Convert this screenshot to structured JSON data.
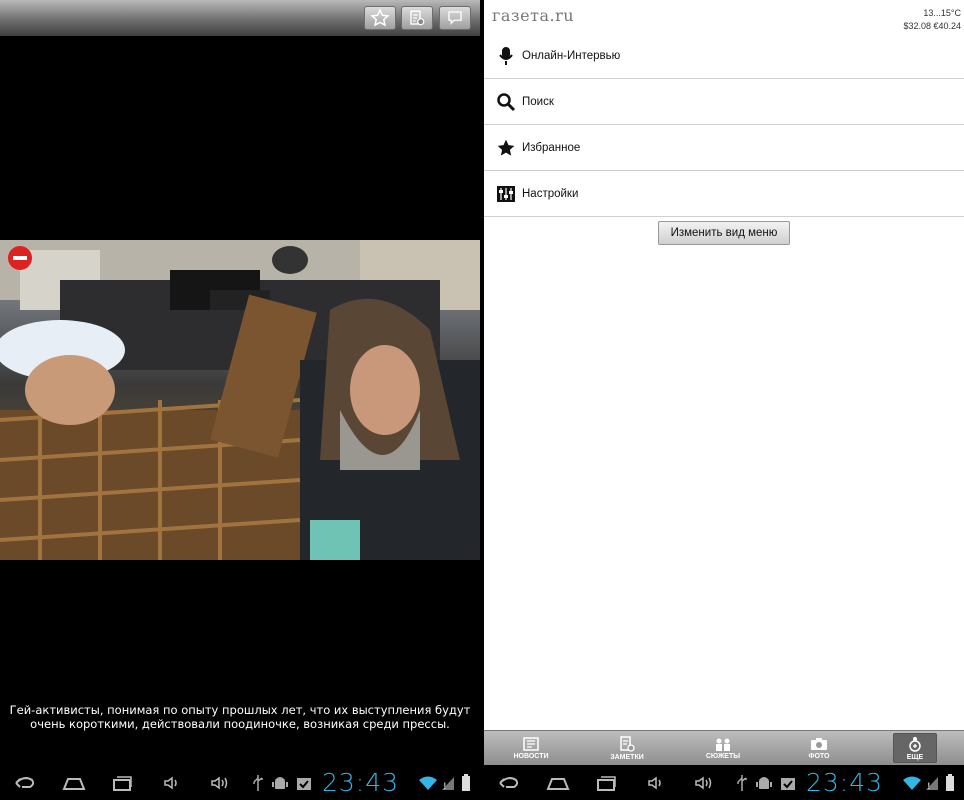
{
  "left": {
    "toolbar": {
      "buttons": [
        "star-icon",
        "note-icon",
        "comment-icon"
      ]
    },
    "caption": "Гей-активисты, понимая по опыту прошлых лет, что их выступления будут очень короткими, действовали поодиночке, возникая среди прессы."
  },
  "right": {
    "logo": "газета.ru",
    "weather": {
      "temp": "13...15°C",
      "rates": "$32.08 €40.24"
    },
    "menu": [
      {
        "label": "Онлайн-Интервью",
        "icon": "microphone-icon"
      },
      {
        "label": "Поиск",
        "icon": "search-icon"
      },
      {
        "label": "Избранное",
        "icon": "star-icon"
      },
      {
        "label": "Настройки",
        "icon": "settings-icon"
      }
    ],
    "change_view_label": "Изменить вид меню",
    "tabs": [
      {
        "label": "НОВОСТИ",
        "icon": "news-icon"
      },
      {
        "label": "ЗАМЕТКИ",
        "icon": "notes-icon"
      },
      {
        "label": "СЮЖЕТЫ",
        "icon": "stories-icon"
      },
      {
        "label": "ФОТО",
        "icon": "camera-icon"
      },
      {
        "label": "ЕЩЕ",
        "icon": "more-icon",
        "active": true
      }
    ]
  },
  "status": {
    "time": "23:43"
  },
  "colors": {
    "clock": "#33b5e5",
    "tabbar": "#9e9e9e"
  }
}
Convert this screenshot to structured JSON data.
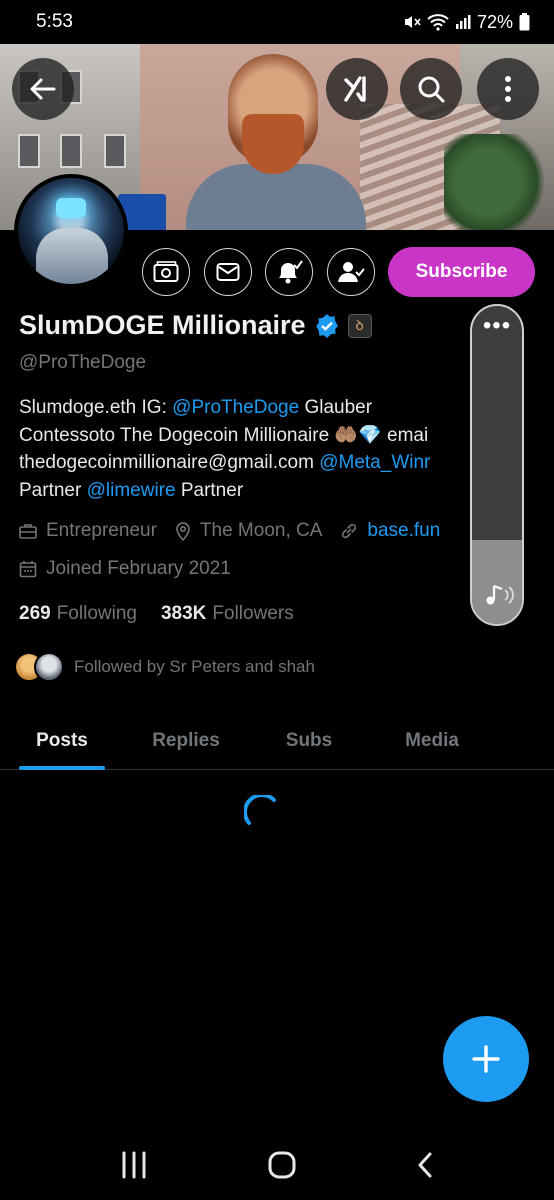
{
  "status_bar": {
    "time": "5:53",
    "battery": "72%"
  },
  "header": {
    "back_icon": "arrow-left-icon",
    "grok_icon": "grok-icon",
    "search_icon": "search-icon",
    "more_icon": "more-vertical-icon"
  },
  "profile": {
    "name": "SlumDOGE Millionaire",
    "handle": "@ProTheDoge",
    "bio_lines": [
      {
        "parts": [
          {
            "t": "Slumdoge.eth IG: "
          },
          {
            "t": "@ProTheDoge",
            "link": true
          },
          {
            "t": " Glauber"
          }
        ]
      },
      {
        "parts": [
          {
            "t": "Contessoto The Dogecoin Millionaire 🤲🏽💎 emai"
          }
        ]
      },
      {
        "parts": [
          {
            "t": "thedogecoinmillionaire@gmail.com "
          },
          {
            "t": "@Meta_Winr",
            "link": true
          }
        ]
      },
      {
        "parts": [
          {
            "t": "Partner "
          },
          {
            "t": "@limewire",
            "link": true
          },
          {
            "t": " Partner"
          }
        ]
      }
    ],
    "profession": "Entrepreneur",
    "location": "The Moon, CA",
    "website": "base.fun",
    "joined": "Joined February 2021",
    "following_count": "269",
    "following_label": "Following",
    "followers_count": "383K",
    "followers_label": "Followers",
    "followed_by": "Followed by Sr Peters and shah"
  },
  "actions": {
    "subscribe_label": "Subscribe"
  },
  "tabs": [
    {
      "label": "Posts",
      "active": true
    },
    {
      "label": "Replies",
      "active": false
    },
    {
      "label": "Subs",
      "active": false
    },
    {
      "label": "Media",
      "active": false
    }
  ],
  "volume_panel": {
    "more_label": "•••",
    "level": 0.26
  },
  "colors": {
    "accent": "#1d9bf0",
    "subscribe": "#c936c7",
    "background": "#000000"
  }
}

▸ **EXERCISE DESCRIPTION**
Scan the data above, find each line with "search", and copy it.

▸ **RESPONSE BOX**
        "icon": "search-icon"
    "search_icon": "search-icon",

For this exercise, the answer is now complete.